NEW YORK ― A star-studded slate of comedians and musicians filled the Hulu Theater at New York’s Madison Square Garden on Monday night for the 12th annual Stand Up for Heroes event. Although the goal was to raise money for the Bob Woodruff Foundation, which supports injured veterans and their families, some celebrity guests couldn’t help getting a little political onstage on the eve of the midterm elections.
“All the servicepeople, I’m so glad you’re here. I thought you’d be at the border,” he told the crowd, which included dozens of veterans in uniform. “I’m so scared. There’s thousands of sharecroppers coming at America at 1 to 2 miles per hour. They’ll be here by April.”
“We’re in a terrible situation with the world,” he said, later addressing the epidemic of gun violence in America. “I don’t understand how we’re not doing anything. You know, if other people kill us, we’ll go to their place forever. It’s basically how Americans know geography now. But if we kill each other, we do nothing.”
Stewart wasn’t the only comic to touch on politics. British comedian Jimmy Carr said, “Trump ran on a campaign saying that he wanted to build a wall. That was his one good idea, because walls work … I was in China last year. I didn’t see one Mexican.”
Carr added, “I realize it’s divisive to talk about your president, because Donald Trump’s presidency has really divided public opinion. Some people think he’s a breath of fresh air. And some people think he’s a fucking idiot. But one thing’s for sure: He’s a fucking idiot.”
Stewart and Carr were joined by fellow comedians Seth Meyers and Jim Gaffigan, and Eric Church and Bruce Springsteen performed. The Boss, a frequent guest at the annual event, sang “This Hard Land” and “Dancing in the Dark,” as well as “If I Should Fall Behind” with his wife, Patti Scialfa. He brought Church onstage to join him on “Working on the Highway.”
The celebrity guests largely stayed focused on the task at hand: raising money for the Woodruff Foundation, started by the ABC News journalist, who was injured while on assignment in Iraq in 2006. Throughout the evening, Woodruff and his wife, Lee Woodruff, stressed the importance of voting in Tuesday’s midterm elections, particularly in light of the servicemen and -women in attendance.

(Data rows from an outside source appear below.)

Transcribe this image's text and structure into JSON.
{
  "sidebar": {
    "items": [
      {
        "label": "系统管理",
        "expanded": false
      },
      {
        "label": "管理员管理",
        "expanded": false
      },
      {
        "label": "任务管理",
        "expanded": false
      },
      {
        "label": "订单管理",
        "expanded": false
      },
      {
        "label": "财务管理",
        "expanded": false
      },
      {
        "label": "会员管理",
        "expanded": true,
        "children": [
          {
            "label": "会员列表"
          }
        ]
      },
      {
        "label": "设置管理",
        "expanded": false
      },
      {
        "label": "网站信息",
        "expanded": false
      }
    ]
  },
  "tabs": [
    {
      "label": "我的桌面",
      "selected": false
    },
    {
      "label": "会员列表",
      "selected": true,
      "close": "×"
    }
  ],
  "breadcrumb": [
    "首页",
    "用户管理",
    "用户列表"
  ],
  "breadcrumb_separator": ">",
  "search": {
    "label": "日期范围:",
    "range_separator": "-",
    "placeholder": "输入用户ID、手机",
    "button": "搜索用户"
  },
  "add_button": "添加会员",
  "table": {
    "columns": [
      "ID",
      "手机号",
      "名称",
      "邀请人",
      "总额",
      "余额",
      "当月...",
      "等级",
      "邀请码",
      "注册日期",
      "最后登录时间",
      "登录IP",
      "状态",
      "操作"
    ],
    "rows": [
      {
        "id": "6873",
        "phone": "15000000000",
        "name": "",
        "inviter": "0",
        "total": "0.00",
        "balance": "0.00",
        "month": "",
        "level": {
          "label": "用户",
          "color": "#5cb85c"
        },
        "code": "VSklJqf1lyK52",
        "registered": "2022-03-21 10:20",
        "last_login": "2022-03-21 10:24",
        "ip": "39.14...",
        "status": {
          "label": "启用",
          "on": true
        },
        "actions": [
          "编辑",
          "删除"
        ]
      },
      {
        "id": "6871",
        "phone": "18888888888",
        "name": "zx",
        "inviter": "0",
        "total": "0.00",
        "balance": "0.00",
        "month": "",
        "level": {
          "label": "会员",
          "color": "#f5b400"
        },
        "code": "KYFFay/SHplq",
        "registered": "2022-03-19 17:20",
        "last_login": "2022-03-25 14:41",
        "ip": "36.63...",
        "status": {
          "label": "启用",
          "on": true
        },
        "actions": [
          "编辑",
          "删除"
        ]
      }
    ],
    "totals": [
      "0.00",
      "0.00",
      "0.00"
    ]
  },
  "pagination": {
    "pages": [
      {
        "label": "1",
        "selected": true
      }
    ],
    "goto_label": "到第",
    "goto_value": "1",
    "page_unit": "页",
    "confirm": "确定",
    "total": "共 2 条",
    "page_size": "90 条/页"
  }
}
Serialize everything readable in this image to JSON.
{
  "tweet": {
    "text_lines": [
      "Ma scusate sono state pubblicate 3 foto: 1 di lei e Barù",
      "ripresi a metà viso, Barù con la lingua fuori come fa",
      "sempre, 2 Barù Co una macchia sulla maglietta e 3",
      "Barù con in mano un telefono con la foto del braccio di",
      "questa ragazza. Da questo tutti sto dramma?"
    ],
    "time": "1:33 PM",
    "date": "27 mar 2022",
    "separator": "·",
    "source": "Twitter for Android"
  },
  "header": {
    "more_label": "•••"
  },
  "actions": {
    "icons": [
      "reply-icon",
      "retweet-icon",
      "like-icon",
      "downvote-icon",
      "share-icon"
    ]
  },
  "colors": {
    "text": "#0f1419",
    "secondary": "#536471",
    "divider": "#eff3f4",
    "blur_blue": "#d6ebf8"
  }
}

“For everyone tomorrow who’s maybe thinking the rain is not a reason to go out and vote,” Lee Woodruff said, “these men and woman preserve our right every day to vote red, white, blue, purple, yellow — please … go out and vote.”